When he was a month old, I noticed a big flat spot on the back of his head. I asked the pediatrician about it at his 2-month appointment. It's a common problem now with baby's being placed to sleep on their backs so she told us some ways to counteract it: reposition him at night using towels to help him get off the flat spot as well as hold him in our right arms and get him to turn his head the other way. She didn't think his neck was overly tight (another reason for a crooked flat spot). I'd have been more ok with it if the whole back of his head was flat, but it was more pronounced on the right side. I really didn't want him to have a crooked head for the rest of his life.
At his 4-month appointment, after religiously torturing the kid for two months, he still had a bit of a cone head and a flat spot in the back right. She referred us to Cran1al T3chnolog1es to see if he needed to get a helmet. Tuesday was his examination.

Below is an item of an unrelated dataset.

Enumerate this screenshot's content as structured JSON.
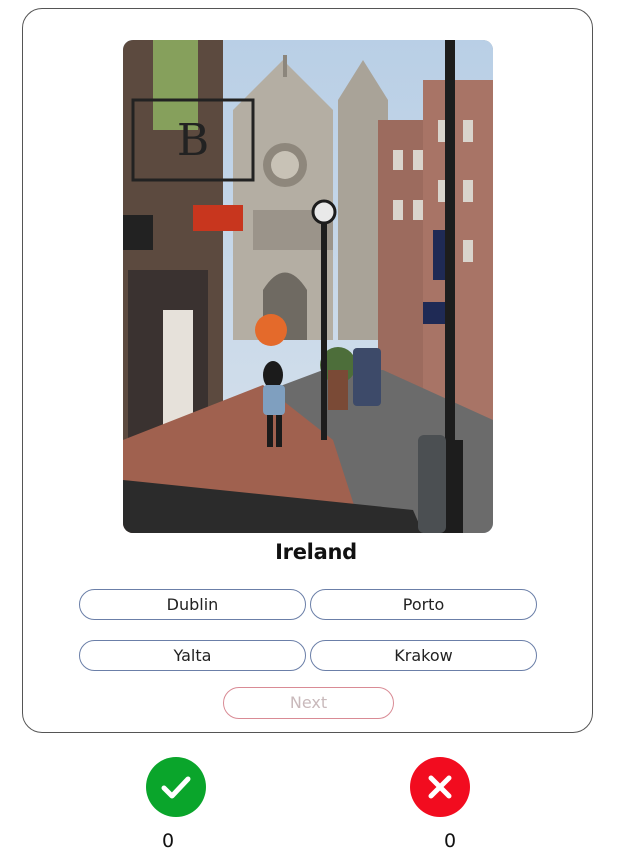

They just called back to say that he does fit the insurance's criteria for a medically necessary helmet (his head is 7 mm crooked and flattened in back at 3.7 on a scale where 0-2 is normal). The company is out of network, but BCBS will cover up to 60% of the cost after a hefty deductible.
My dilemma is this: am I being silly? I've put his pictures below. Note how hunched his shoulder is in the top two pictures. That's not from how we were holding him, it's how he holds himself. We have a bunch of stretching exercises to do with him to get that to stretch out. The flat spot is on the lower part of his head, so it doesn't really show in the bottom photo.
Here's the don't bother list:
- First world problem. It's a privileged question: should I correct what are relatively minor imperfections?
- It's not that bad so maybe I'm making a tempest in a teapot.
- We have to drive to north Dallas once a week to get the helmet fitted. Through downtown Dallas during rush hour. UGH.
- Am I buying into some baby industrial complex by getting him a helmet? I don't think he's disfigured or that most people would notice anything wrong with him. The repositioning has definitely helped compared to what it looked like two months ago. I think we've taken it as far as we can though.
- Am I just buying into a trend? Is it a slippery slope that will end up with me buying him acid washed jeans for $500?
On the pro helmet side:
- I prayed that if we shouldn't do it, the insurance answer would be no.
- The back of his skull is somewhat compressed. His ear isn't in the middle of his head.
- Compression of the skull can narrow the sinus cavities and cause snoring and sleep apnea (I asked her if she knew whether Asians are more prone to both things given the culture of putting babies on their backs in swaddling for thousands of years. She didn't know. Seems like a good control group to me...)
- The ears are slightly crooked, ditto his eyes. Again, within the realm of 'acceptability'.
- If we get the helmet started before his fifth month, he only has to wear it for 6-8 weeks. If we wait until he's 6 months and up, he has to wear it for 18 weeks or so. So now is the time to decide, especially if the answer is 'yes'.
- If he's going to earn millions as an actor, he'll be very grateful we did this for him.
So, I need opinions. To helmet or not to helmet, what say you?